**Requirement**
Please report how many lines of the listing contain the string "views", giving the number only.

**Given records**
----------------------------------------

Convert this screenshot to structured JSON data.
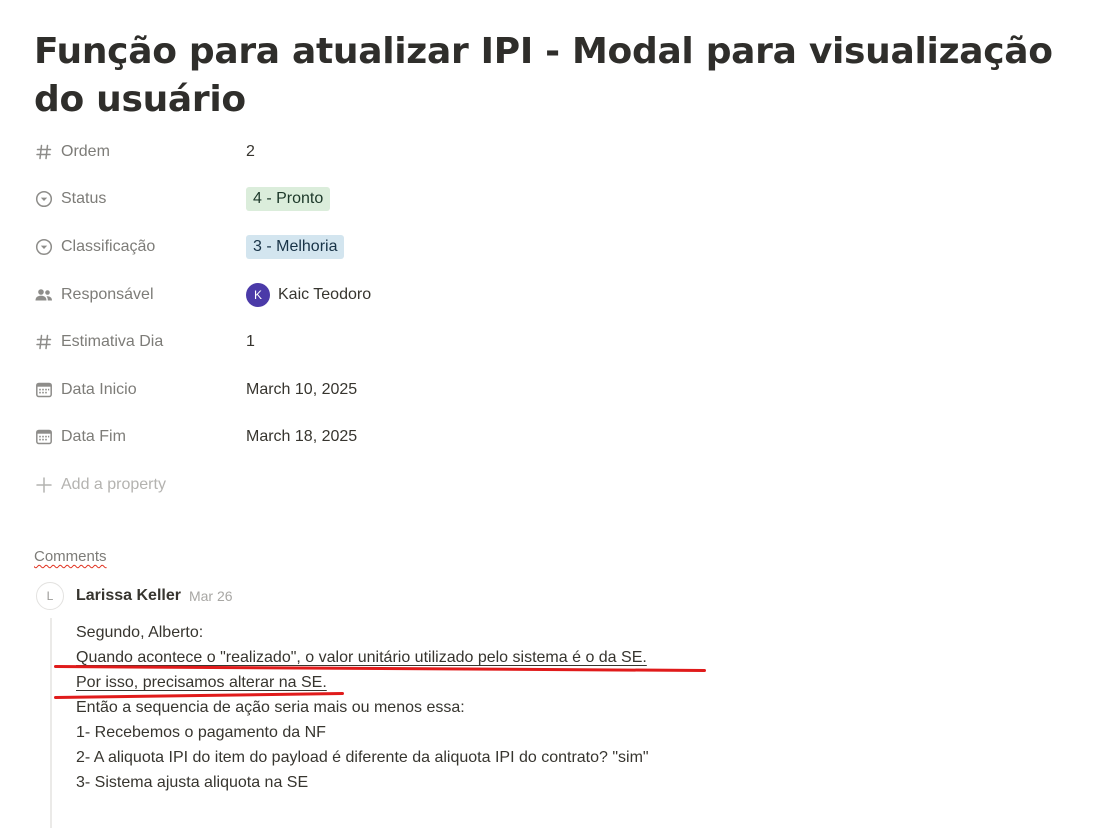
{
  "page": {
    "title": "Função para atualizar IPI  - Modal para visualização do usuário"
  },
  "properties": [
    {
      "icon": "hash-icon",
      "label": "Ordem",
      "value": "2",
      "type": "number"
    },
    {
      "icon": "status-icon",
      "label": "Status",
      "value": "4 - Pronto",
      "type": "tag",
      "tag_bg": "#dbeddb",
      "tag_color": "#1c3829"
    },
    {
      "icon": "select-icon",
      "label": "Classificação",
      "value": "3 - Melhoria",
      "type": "tag",
      "tag_bg": "#d3e5ef",
      "tag_color": "#183347"
    },
    {
      "icon": "people-icon",
      "label": "Responsável",
      "value": "Kaic Teodoro",
      "type": "person",
      "avatar_letter": "K"
    },
    {
      "icon": "hash-icon",
      "label": "Estimativa Dia",
      "value": "1",
      "type": "number"
    },
    {
      "icon": "calendar-icon",
      "label": "Data Inicio",
      "value": "March 10, 2025",
      "type": "date"
    },
    {
      "icon": "calendar-icon",
      "label": "Data Fim",
      "value": "March 18, 2025",
      "type": "date"
    }
  ],
  "add_property_label": "Add a property",
  "comments": {
    "heading": "Comments",
    "items": [
      {
        "avatar_letter": "L",
        "author": "Larissa Keller",
        "date": "Mar 26",
        "lines": [
          "Segundo, Alberto:",
          "Quando acontece o \"realizado\", o valor unitário utilizado pelo sistema é o da SE.",
          "Por isso, precisamos alterar na SE.",
          "Então a sequencia de ação seria mais ou menos essa:",
          "1- Recebemos o pagamento da NF",
          "2- A aliquota IPI do item do payload é diferente da aliquota IPI do contrato? \"sim\"",
          "3- Sistema ajusta aliquota na SE"
        ]
      }
    ]
  },
  "colors": {
    "annotation_red": "#e01b1b",
    "status_tag_bg": "#dbeddb",
    "classification_tag_bg": "#d3e5ef",
    "avatar_bg": "#4b3aa8"
  }
}
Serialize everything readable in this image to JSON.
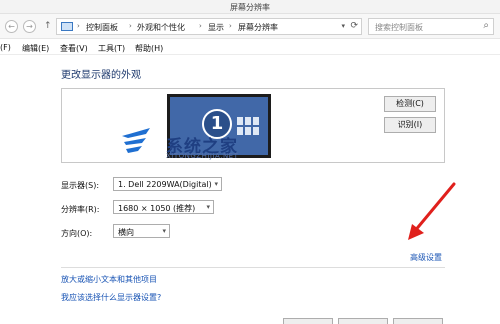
{
  "window": {
    "title": "屏幕分辨率"
  },
  "address": {
    "crumbs": [
      "控制面板",
      "外观和个性化",
      "显示",
      "屏幕分辨率"
    ]
  },
  "search": {
    "placeholder": "搜索控制面板"
  },
  "menu": [
    "(F)",
    "编辑(E)",
    "查看(V)",
    "工具(T)",
    "帮助(H)"
  ],
  "main": {
    "heading": "更改显示器的外观",
    "monitor_number": "1",
    "detect_label": "检测(C)",
    "identify_label": "识别(I)"
  },
  "watermark": {
    "text": "系统之家",
    "sub": "XITONGZHIJIA.NET"
  },
  "settings": {
    "display_label": "显示器(S):",
    "display_value": "1. Dell 2209WA(Digital)",
    "resolution_label": "分辨率(R):",
    "resolution_value": "1680 × 1050 (推荐)",
    "orientation_label": "方向(O):",
    "orientation_value": "横向"
  },
  "links": {
    "advanced": "高级设置",
    "enlarge_text": "放大或缩小文本和其他项目",
    "which_settings": "我应该选择什么显示器设置?"
  },
  "colors": {
    "accent": "#1a55b5",
    "monitor": "#4168a8",
    "arrow": "#e0201c"
  }
}
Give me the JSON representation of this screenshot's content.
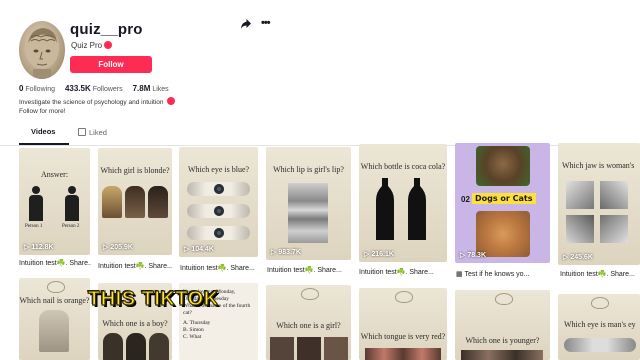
{
  "profile": {
    "username": "quiz__pro",
    "display_name": "Quiz Pro",
    "follow_label": "Follow",
    "stats": [
      {
        "value": "0",
        "label": "Following"
      },
      {
        "value": "433.5K",
        "label": "Followers"
      },
      {
        "value": "7.8M",
        "label": "Likes"
      }
    ],
    "bio_line1": "Investigate the science of psychology and intuition",
    "bio_line2": "Follow for more!"
  },
  "icons": {
    "share": "share-icon",
    "more": "more-icon",
    "play": "play-icon",
    "lock": "lock-icon"
  },
  "colors": {
    "accent": "#fe2c55",
    "overlay_text": "#ffe73c"
  },
  "tabs": [
    {
      "label": "Videos",
      "active": true
    },
    {
      "label": "Liked",
      "active": false
    }
  ],
  "videos_row1": [
    {
      "title": "Answer:",
      "views": "112.8K",
      "caption": "Intuition test☘️. Share..."
    },
    {
      "title": "Which girl is blonde?",
      "views": "205.9K",
      "caption": "Intuition test☘️. Share..."
    },
    {
      "title": "Which eye is blue?",
      "views": "104.4K",
      "caption": "Intuition test☘️. Share..."
    },
    {
      "title": "Which lip is girl's lip?",
      "views": "983.7K",
      "caption": "Intuition test☘️. Share..."
    },
    {
      "title": "Which bottle is coca cola?",
      "views": "216.1K",
      "caption": "Intuition test☘️. Share..."
    },
    {
      "title": "Dogs or Cats",
      "views": "78.3K",
      "caption": "Test if he knows yo..."
    },
    {
      "title": "Which jaw is woman's",
      "views": "245.6K",
      "caption": "Intuition test☘️. Share..."
    }
  ],
  "card_details": {
    "answer_labels": [
      "Person 1",
      "Person 2"
    ],
    "dogs_cats_number": "02"
  },
  "videos_row2": [
    {
      "title": "Which nail is orange?"
    },
    {
      "title": "Which one is a boy?"
    },
    {
      "title": "Which one is a girl?"
    },
    {
      "title": "Which tongue is very red?"
    },
    {
      "title": "Which one is younger?"
    },
    {
      "title": "Which eye is man's ey"
    }
  ],
  "quiz_text": {
    "line1": "Yesterday was Monday,",
    "line2": "Tuesday, Wednesday",
    "question": "What is the name of the fourth cat?",
    "options": [
      "A. Thursday",
      "B. Simon",
      "C. What"
    ]
  },
  "overlay_caption": "THIS TIKTOK"
}
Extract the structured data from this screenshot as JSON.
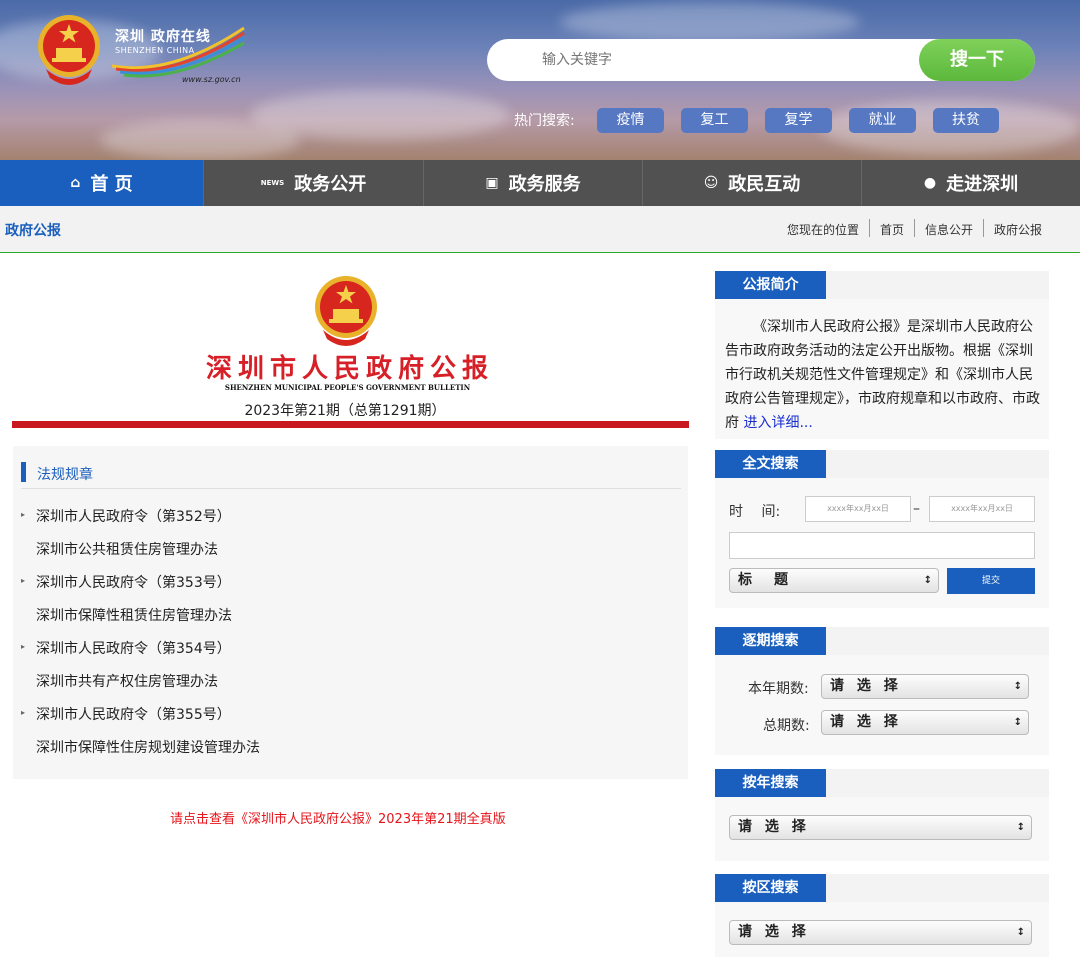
{
  "header": {
    "logo_cn": "深圳 政府在线",
    "logo_en": "SHENZHEN CHINA",
    "logo_url": "www.sz.gov.cn",
    "search_placeholder": "输入关键字",
    "search_button": "搜一下",
    "hot_label": "热门搜索:",
    "hot_tags": [
      "疫情",
      "复工",
      "复学",
      "就业",
      "扶贫"
    ]
  },
  "nav": {
    "items": [
      {
        "label": "首 页",
        "icon": "home-icon"
      },
      {
        "label": "政务公开",
        "icon": "news-icon"
      },
      {
        "label": "政务服务",
        "icon": "monitor-icon"
      },
      {
        "label": "政民互动",
        "icon": "users-icon"
      },
      {
        "label": "走进深圳",
        "icon": "chat-icon"
      }
    ]
  },
  "breadcrumb": {
    "title": "政府公报",
    "location_label": "您现在的位置",
    "path": [
      "首页",
      "信息公开",
      "政府公报"
    ]
  },
  "bulletin": {
    "title": "深圳市人民政府公报",
    "title_en": "SHENZHEN MUNICIPAL PEOPLE'S GOVERNMENT BULLETIN",
    "issue": "2023年第21期（总第1291期）"
  },
  "regulations": {
    "heading": "法规规章",
    "items": [
      {
        "text": "深圳市人民政府令（第352号）",
        "arrow": true
      },
      {
        "text": "深圳市公共租赁住房管理办法",
        "arrow": false
      },
      {
        "text": "深圳市人民政府令（第353号）",
        "arrow": true
      },
      {
        "text": "深圳市保障性租赁住房管理办法",
        "arrow": false
      },
      {
        "text": "深圳市人民政府令（第354号）",
        "arrow": true
      },
      {
        "text": "深圳市共有产权住房管理办法",
        "arrow": false
      },
      {
        "text": "深圳市人民政府令（第355号）",
        "arrow": true
      },
      {
        "text": "深圳市保障性住房规划建设管理办法",
        "arrow": false
      }
    ]
  },
  "full_version_link": "请点击查看《深圳市人民政府公报》2023年第21期全真版",
  "sidebar": {
    "intro": {
      "heading": "公报简介",
      "text": "《深圳市人民政府公报》是深圳市人民政府公告市政府政务活动的法定公开出版物。根据《深圳市行政机关规范性文件管理规定》和《深圳市人民政府公告管理规定》，市政府规章和以市政府、市政府 ",
      "more": "进入详细..."
    },
    "fulltext": {
      "heading": "全文搜索",
      "time_label": "时　 间:",
      "date_placeholder": "xxxx年xx月xx日",
      "dash": "–",
      "field_select": "标　题",
      "submit": "提交"
    },
    "issue_search": {
      "heading": "逐期搜索",
      "year_label": "本年期数:",
      "total_label": "总期数:",
      "select_placeholder": "请 选 择"
    },
    "year_search": {
      "heading": "按年搜索",
      "select_placeholder": "请 选 择"
    },
    "district_search": {
      "heading": "按区搜索",
      "select_placeholder": "请 选 择"
    }
  }
}
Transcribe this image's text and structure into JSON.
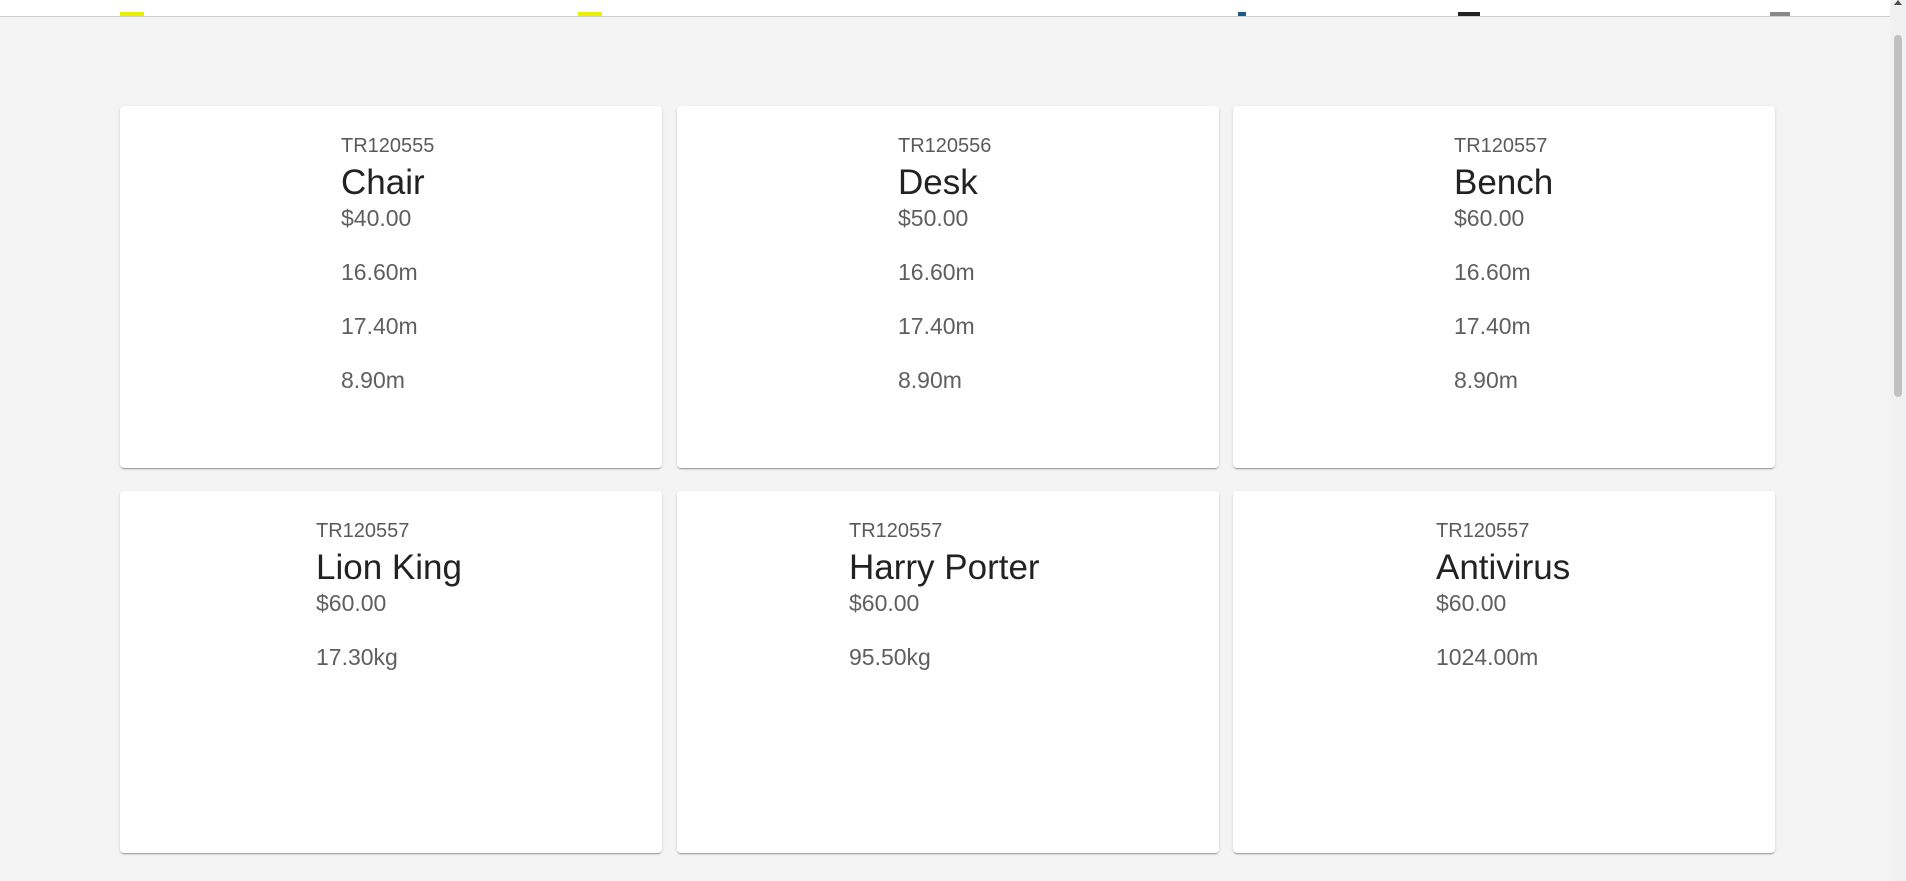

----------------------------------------

**Expected answer**
7